A superior court judge heard arguments Tuesday afternoon on both sides of a dispute between the Martha’s Vineyard Airport Commission and its appointing authority, the County of Dukes County.

Held in the Edgartown courthouse during a special sitting of the court, the hearing saw spirited debate about the legal independence of the airport, and also whether the dispute belonged in court in the first place.

In May, the airport filed a complaint seeking to prevent the county from exerting certain controls over airport affairs, detailing four counts for declaratory and injunctive relief.

At the close of Tuesday’s hearing, the Hon. Richard Chin, an associate justice of the superior court, said he would take the matter under advisement and issue a written opinion.

The debate centers around the question of which agency has ultimate authority over the airport.

Attorney David Mackey for the airport: “The airport cannot be in a position where the county is wielding control over it.” — Mark Lovewell

Airport counsel David Mackey argued that the county is attempting to exert extreme controls over the airport, citing efforts to install the county manager as an ex-officio member on the airport commission, refusals of the county treasurer to pay the airport’s legal bills and efforts by the treasurer to obtain itemized legal bills directly from airport counsel.

In his preparation, Mr. Chin said he had read up on the last jurisdictional dispute between the two bodies. A case brought by former airport manager William Weibrecht that was decided in 2006 confirmed the airport’s authority to set the salaries and contracts of its employees.

In the latest lawsuit, the airport seeks expanded recognition of its autonomy from Dukes County. On the motion for a preliminary injunction Mr. Mackey said the matter is urgent because it is important to settle confusions about “who is running the show.”

Further, he warned that a decision in the county’s favor would repudiate grant assurances governing the receipt of public grant funds, potentially rendering the airport ineligible to future funding and responsible for repaying previous funding. The airport attorney estimated the potential liability at some $40 million.

“The airport cannot be in a position where the county is wielding control over it,” Mr. Mackey said.

But Judge Chin said he saw no immediate threat to the airport’s sovereignty.

“They have not shown up at the airport trying to take it over,” he said.

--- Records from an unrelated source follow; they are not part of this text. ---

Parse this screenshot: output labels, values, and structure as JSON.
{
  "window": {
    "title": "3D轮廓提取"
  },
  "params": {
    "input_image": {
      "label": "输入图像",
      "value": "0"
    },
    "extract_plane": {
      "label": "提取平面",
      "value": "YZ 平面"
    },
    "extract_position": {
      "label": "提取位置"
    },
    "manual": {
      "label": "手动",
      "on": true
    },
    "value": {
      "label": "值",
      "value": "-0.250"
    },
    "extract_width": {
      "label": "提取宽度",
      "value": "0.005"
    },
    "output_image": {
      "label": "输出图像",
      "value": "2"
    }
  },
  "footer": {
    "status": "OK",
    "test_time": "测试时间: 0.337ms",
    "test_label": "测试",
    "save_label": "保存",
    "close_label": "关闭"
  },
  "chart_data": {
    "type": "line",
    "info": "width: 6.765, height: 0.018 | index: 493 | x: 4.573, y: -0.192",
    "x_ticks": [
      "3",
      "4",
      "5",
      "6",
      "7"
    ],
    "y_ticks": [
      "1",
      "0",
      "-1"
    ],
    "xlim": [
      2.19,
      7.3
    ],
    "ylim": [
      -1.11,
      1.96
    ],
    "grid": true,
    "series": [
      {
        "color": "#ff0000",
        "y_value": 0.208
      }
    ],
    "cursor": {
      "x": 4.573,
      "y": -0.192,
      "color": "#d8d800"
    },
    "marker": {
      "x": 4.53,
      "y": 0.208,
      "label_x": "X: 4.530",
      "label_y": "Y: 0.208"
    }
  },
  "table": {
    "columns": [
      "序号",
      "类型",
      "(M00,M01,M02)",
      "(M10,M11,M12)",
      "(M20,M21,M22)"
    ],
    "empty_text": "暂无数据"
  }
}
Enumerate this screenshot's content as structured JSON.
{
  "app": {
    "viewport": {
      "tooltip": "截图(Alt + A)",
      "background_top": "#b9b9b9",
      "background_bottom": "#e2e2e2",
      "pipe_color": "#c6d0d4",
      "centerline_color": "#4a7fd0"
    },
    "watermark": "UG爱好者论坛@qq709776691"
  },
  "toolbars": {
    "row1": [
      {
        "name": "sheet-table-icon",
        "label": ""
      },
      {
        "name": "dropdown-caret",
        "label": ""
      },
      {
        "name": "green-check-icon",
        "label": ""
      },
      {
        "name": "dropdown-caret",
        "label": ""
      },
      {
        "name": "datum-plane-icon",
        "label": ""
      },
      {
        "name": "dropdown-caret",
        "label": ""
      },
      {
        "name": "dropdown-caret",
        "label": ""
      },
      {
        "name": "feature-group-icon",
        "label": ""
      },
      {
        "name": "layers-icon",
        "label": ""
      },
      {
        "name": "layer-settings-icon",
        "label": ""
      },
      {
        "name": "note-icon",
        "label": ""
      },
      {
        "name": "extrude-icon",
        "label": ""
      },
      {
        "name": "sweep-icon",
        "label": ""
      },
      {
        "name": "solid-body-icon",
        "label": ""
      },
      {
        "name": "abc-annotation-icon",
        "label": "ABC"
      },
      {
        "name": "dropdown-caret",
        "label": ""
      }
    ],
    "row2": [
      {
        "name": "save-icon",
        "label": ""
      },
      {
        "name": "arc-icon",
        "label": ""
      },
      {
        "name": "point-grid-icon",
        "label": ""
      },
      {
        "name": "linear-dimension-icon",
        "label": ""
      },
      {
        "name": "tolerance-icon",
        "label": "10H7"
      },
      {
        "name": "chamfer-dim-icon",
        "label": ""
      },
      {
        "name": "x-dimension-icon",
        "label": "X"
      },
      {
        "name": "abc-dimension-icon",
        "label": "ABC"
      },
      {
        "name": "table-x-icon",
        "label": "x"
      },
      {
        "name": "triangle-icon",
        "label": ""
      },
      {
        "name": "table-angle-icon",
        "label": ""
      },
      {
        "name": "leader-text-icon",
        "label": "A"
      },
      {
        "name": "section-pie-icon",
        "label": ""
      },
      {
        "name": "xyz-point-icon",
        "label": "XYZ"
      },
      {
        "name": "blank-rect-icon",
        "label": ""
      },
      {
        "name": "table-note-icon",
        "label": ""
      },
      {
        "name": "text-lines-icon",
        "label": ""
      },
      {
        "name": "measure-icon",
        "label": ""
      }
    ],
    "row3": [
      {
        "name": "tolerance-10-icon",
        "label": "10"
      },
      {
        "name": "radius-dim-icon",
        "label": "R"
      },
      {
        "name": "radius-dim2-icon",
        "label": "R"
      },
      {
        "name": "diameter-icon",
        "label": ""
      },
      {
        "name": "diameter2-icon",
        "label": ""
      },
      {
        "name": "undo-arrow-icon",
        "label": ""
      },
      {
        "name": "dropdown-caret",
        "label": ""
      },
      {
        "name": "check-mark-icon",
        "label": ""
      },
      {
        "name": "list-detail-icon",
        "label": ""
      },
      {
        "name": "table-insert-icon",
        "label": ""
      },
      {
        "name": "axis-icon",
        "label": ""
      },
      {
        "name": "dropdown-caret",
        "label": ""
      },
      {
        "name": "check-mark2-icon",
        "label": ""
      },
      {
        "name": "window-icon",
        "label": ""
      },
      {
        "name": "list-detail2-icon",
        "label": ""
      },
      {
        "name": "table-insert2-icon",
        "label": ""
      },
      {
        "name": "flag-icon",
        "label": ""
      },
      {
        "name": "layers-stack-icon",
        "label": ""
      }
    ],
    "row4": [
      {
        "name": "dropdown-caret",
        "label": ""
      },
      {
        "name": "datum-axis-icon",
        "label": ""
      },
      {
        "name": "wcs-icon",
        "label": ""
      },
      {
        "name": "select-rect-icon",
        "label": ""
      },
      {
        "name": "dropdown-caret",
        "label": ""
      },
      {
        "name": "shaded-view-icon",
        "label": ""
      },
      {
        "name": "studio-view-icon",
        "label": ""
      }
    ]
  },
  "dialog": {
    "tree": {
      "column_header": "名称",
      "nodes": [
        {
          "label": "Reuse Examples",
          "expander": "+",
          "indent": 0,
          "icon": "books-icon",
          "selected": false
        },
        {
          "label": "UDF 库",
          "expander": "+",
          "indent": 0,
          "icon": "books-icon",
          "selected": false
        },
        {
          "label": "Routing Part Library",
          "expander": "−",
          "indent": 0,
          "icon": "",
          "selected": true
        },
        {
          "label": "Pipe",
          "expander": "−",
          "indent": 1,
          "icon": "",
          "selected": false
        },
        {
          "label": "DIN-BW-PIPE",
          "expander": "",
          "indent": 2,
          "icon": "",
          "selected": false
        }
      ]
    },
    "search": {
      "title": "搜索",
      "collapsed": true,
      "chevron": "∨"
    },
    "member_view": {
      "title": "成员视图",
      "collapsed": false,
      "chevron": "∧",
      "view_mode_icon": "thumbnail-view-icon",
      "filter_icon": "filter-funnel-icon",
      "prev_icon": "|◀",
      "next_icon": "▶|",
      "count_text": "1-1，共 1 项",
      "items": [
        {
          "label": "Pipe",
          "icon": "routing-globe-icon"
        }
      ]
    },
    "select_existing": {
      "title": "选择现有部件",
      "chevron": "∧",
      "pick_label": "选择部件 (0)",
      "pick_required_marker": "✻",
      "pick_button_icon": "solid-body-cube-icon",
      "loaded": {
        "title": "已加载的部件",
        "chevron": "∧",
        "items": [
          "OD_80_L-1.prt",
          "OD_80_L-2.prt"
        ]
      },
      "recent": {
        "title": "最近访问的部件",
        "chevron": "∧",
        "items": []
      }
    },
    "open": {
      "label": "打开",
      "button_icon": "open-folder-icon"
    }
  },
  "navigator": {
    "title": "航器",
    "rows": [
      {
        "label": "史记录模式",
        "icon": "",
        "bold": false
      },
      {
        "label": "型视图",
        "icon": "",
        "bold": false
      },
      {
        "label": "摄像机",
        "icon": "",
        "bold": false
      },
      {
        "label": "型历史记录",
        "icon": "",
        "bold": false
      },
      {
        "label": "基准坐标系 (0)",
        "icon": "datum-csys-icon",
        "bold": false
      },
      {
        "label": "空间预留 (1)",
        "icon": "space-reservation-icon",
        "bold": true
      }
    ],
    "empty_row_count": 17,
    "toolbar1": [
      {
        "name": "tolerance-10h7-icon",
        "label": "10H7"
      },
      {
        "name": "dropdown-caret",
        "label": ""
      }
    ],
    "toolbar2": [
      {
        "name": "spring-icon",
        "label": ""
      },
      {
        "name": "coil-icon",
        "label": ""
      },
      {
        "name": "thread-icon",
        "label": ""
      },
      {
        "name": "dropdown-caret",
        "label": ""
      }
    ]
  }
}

He also questioned whether it is appropriate for the court to get involved in the matter, suggesting instead that the lawyers should be the ones protecting the attorney-client privilege.

“I think the onus is on the lawyers to say, I’m not giving it to you,” the judge said, referring to the dispute over whether the county had the right to obtain itemized legal bills involving the airport.

But Mr. Mackey said the person seeking the invoices had shown a “complete lack of clarity” in requests to the law offices. He conceded that the airport is subject to the state public records law, but argued that the airport commission gets to decide what to release.

Mr. Chin said his concern was that the court not get involved in a public records ruling, especially in the context of attorney-client communications.

Attorney Robert Troy for the county: “Ultimately, the county commissioners are in control." — Mark Lovewell

Representing the county, attorney Robert Troy challenged the need for court intervention. He said the dispute is a political controversy, not a legal one.

“Ultimately, the county commissioners are in control,” he said, because they appoint the members of the airport commission. He added that the county respects the authority of the airport over aeronautic aspects of the airport.

Further, he said the county supports the judge’s decision in the Weibrecht case in assigning control over airport employee salary and contracts to the airport, but he said that control is not broadly drawn.

One trigger for the current complaint was a vote in April by the county commission to recognize the ex-officio, non-voting membership on the airport commission by county manager Martina Thornton. Ms. Thornton had reportedly had been denied entrance to parts of meetings held in executive session.

Mr. Troy told Judge Chin that the county manager is already a member of the board, since according to Massachusetts General Laws and the county administrative code, the county manager serves as ex-officio member on any board that the county appoints.

He said the manager’s participation on the board would not constitute a reorganization of the board, as it is already on the books.

In rebuttal, Mr. Mackey said adding an eighth person to a seven-member board constituted a reorganization. The state airport act, he said, establishes a board with an odd number of members.

“I don’t know how to reconcile the number eight with the word odd,” he said.

On the subject of the legal bills, Mr. Troy said the state public records law already requires the airport to provide itemization of the bills or to provide an exemption if they are not releasing them to the public.

“The airport should have been in communication with the treasurer and not coming to court,” he said. “To enjoin the county treasurer is to bury the terms of the statute.”

The judge said he saw no present controversy with the legal bills.

“The bills have been paid,” he said. “What would I rule on?”

In the end Judge Chin said he would review what is in the record and issue a written decision.